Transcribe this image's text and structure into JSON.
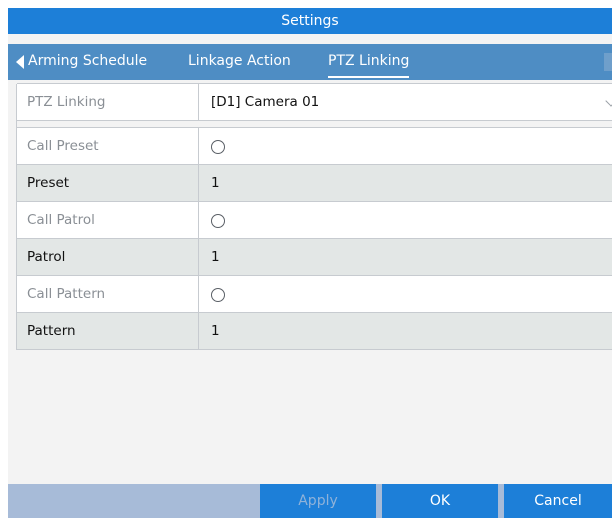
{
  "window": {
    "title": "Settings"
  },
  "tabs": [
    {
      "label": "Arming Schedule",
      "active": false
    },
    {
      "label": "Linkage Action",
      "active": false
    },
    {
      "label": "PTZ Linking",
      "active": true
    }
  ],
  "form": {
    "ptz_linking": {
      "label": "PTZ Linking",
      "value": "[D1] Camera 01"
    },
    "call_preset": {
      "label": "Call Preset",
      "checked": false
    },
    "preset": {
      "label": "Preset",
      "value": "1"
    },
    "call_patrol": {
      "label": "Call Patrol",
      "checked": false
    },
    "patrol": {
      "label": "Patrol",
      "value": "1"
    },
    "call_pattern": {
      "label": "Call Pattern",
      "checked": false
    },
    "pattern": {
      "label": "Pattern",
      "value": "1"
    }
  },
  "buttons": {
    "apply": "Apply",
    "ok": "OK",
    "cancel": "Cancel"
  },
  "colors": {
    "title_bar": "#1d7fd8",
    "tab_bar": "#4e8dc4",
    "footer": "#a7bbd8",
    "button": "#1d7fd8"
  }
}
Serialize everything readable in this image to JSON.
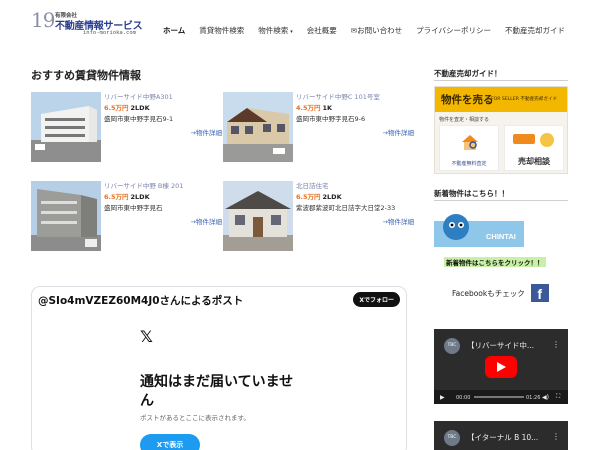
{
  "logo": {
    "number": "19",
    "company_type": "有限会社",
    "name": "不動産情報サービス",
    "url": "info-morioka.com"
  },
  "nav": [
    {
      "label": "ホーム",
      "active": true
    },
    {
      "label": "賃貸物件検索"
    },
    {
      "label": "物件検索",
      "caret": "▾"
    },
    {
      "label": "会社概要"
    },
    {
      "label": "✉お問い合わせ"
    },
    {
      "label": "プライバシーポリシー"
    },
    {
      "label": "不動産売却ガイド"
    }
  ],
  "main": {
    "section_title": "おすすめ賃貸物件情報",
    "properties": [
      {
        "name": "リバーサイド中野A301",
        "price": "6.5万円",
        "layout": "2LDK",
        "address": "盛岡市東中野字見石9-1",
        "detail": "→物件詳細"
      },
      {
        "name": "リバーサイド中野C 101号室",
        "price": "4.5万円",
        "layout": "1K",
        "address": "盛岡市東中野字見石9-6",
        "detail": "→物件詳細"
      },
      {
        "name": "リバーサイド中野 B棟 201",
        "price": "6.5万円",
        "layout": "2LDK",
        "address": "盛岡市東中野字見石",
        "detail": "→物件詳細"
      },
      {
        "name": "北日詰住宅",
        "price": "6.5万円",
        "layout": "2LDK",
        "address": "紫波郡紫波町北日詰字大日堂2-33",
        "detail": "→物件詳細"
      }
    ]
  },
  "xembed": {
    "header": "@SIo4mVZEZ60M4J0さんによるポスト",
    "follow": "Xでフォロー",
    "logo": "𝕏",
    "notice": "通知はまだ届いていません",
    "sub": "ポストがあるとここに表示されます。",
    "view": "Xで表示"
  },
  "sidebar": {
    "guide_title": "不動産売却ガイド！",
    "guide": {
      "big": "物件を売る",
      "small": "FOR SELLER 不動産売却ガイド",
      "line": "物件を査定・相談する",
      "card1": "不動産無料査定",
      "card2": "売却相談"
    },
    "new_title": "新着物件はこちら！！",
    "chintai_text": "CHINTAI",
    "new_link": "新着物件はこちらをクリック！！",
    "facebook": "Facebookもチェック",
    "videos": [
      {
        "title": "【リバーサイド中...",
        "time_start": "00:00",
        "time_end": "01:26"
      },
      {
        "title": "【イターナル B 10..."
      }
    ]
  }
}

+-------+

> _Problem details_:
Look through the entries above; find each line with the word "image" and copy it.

> _The completed task_:
Transcribe this image's text and structure into JSON.
Serialize everything readable in this image to JSON.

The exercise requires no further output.